The entries below are to be returned exactly. Include all of them.

■ Data:
◇ ◇ ◇
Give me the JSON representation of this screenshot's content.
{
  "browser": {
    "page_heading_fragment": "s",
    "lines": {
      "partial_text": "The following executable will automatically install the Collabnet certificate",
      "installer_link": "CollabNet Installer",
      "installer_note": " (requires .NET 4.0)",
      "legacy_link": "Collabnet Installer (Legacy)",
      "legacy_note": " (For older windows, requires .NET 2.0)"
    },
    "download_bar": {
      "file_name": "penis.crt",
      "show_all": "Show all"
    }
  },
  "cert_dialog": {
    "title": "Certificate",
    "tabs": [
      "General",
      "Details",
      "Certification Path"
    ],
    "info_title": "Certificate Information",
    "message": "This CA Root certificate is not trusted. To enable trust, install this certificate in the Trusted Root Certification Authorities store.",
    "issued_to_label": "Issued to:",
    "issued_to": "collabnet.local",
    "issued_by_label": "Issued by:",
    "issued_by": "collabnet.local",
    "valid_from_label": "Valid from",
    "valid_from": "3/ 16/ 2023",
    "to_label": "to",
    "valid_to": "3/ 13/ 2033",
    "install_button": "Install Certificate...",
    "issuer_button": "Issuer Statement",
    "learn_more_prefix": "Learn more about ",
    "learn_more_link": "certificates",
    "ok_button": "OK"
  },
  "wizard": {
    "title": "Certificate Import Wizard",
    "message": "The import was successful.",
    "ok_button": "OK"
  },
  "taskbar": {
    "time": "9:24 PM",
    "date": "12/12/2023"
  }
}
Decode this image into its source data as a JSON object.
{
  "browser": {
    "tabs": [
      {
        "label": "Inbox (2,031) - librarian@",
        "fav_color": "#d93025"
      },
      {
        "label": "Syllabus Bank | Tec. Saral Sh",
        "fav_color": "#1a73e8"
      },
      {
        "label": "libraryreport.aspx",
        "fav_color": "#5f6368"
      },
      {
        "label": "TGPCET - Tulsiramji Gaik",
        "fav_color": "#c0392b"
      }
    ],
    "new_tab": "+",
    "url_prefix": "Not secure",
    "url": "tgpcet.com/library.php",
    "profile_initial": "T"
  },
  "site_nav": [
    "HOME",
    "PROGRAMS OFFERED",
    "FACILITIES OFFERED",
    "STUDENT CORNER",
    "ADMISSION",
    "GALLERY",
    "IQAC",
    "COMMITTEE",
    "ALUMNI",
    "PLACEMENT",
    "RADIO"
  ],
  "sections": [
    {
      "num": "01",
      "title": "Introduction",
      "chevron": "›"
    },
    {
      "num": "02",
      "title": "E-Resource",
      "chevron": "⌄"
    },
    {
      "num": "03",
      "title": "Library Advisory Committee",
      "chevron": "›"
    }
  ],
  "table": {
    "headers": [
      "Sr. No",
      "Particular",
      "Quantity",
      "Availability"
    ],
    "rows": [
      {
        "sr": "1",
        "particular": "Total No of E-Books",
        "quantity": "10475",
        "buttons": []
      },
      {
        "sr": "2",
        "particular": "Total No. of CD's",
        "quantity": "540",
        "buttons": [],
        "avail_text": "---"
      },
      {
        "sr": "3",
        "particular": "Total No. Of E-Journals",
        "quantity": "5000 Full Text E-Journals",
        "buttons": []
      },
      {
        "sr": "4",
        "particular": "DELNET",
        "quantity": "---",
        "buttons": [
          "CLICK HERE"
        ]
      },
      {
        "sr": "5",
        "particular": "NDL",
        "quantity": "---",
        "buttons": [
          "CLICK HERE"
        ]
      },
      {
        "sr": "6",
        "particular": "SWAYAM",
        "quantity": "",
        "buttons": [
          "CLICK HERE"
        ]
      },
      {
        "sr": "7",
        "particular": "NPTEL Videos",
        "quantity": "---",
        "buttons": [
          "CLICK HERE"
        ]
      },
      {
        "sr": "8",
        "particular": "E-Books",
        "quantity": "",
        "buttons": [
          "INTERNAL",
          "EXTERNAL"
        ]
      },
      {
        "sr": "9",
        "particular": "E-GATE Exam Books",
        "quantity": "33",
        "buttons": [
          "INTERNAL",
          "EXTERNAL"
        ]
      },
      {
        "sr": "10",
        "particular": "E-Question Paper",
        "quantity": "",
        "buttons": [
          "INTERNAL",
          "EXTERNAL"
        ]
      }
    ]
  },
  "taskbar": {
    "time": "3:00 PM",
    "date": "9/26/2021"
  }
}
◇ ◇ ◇
■ Answer area:
Give me the JSON representation of this screenshot's content.
{
  "browser": {
    "page_heading_fragment": "s",
    "lines": {
      "partial_text": "The following executable will automatically install the Collabnet certificate",
      "installer_link": "CollabNet Installer",
      "installer_note": " (requires .NET 4.0)",
      "legacy_link": "Collabnet Installer (Legacy)",
      "legacy_note": " (For older windows, requires .NET 2.0)"
    },
    "download_bar": {
      "file_name": "penis.crt",
      "show_all": "Show all"
    }
  },
  "cert_dialog": {
    "title": "Certificate",
    "tabs": [
      "General",
      "Details",
      "Certification Path"
    ],
    "info_title": "Certificate Information",
    "message": "This CA Root certificate is not trusted. To enable trust, install this certificate in the Trusted Root Certification Authorities store.",
    "issued_to_label": "Issued to:",
    "issued_to": "collabnet.local",
    "issued_by_label": "Issued by:",
    "issued_by": "collabnet.local",
    "valid_from_label": "Valid from",
    "valid_from": "3/ 16/ 2023",
    "to_label": "to",
    "valid_to": "3/ 13/ 2033",
    "install_button": "Install Certificate...",
    "issuer_button": "Issuer Statement",
    "learn_more_prefix": "Learn more about ",
    "learn_more_link": "certificates",
    "ok_button": "OK"
  },
  "wizard": {
    "title": "Certificate Import Wizard",
    "message": "The import was successful.",
    "ok_button": "OK"
  },
  "taskbar": {
    "time": "9:24 PM",
    "date": "12/12/2023"
  }
}
Decode this image into its source data as a JSON object.
{
  "browser": {
    "tabs": [
      {
        "label": "Inbox (2,031) - librarian@",
        "fav_color": "#d93025"
      },
      {
        "label": "Syllabus Bank | Tec. Saral Sh",
        "fav_color": "#1a73e8"
      },
      {
        "label": "libraryreport.aspx",
        "fav_color": "#5f6368"
      },
      {
        "label": "TGPCET - Tulsiramji Gaik",
        "fav_color": "#c0392b"
      }
    ],
    "new_tab": "+",
    "url_prefix": "Not secure",
    "url": "tgpcet.com/library.php",
    "profile_initial": "T"
  },
  "site_nav": [
    "HOME",
    "PROGRAMS OFFERED",
    "FACILITIES OFFERED",
    "STUDENT CORNER",
    "ADMISSION",
    "GALLERY",
    "IQAC",
    "COMMITTEE",
    "ALUMNI",
    "PLACEMENT",
    "RADIO"
  ],
  "sections": [
    {
      "num": "01",
      "title": "Introduction",
      "chevron": "›"
    },
    {
      "num": "02",
      "title": "E-Resource",
      "chevron": "⌄"
    },
    {
      "num": "03",
      "title": "Library Advisory Committee",
      "chevron": "›"
    }
  ],
  "table": {
    "headers": [
      "Sr. No",
      "Particular",
      "Quantity",
      "Availability"
    ],
    "rows": [
      {
        "sr": "1",
        "particular": "Total No of E-Books",
        "quantity": "10475",
        "buttons": []
      },
      {
        "sr": "2",
        "particular": "Total No. of CD's",
        "quantity": "540",
        "buttons": [],
        "avail_text": "---"
      },
      {
        "sr": "3",
        "particular": "Total No. Of E-Journals",
        "quantity": "5000 Full Text E-Journals",
        "buttons": []
      },
      {
        "sr": "4",
        "particular": "DELNET",
        "quantity": "---",
        "buttons": [
          "CLICK HERE"
        ]
      },
      {
        "sr": "5",
        "particular": "NDL",
        "quantity": "---",
        "buttons": [
          "CLICK HERE"
        ]
      },
      {
        "sr": "6",
        "particular": "SWAYAM",
        "quantity": "",
        "buttons": [
          "CLICK HERE"
        ]
      },
      {
        "sr": "7",
        "particular": "NPTEL Videos",
        "quantity": "---",
        "buttons": [
          "CLICK HERE"
        ]
      },
      {
        "sr": "8",
        "particular": "E-Books",
        "quantity": "",
        "buttons": [
          "INTERNAL",
          "EXTERNAL"
        ]
      },
      {
        "sr": "9",
        "particular": "E-GATE Exam Books",
        "quantity": "33",
        "buttons": [
          "INTERNAL",
          "EXTERNAL"
        ]
      },
      {
        "sr": "10",
        "particular": "E-Question Paper",
        "quantity": "",
        "buttons": [
          "INTERNAL",
          "EXTERNAL"
        ]
      }
    ]
  },
  "taskbar": {
    "time": "3:00 PM",
    "date": "9/26/2021"
  }
}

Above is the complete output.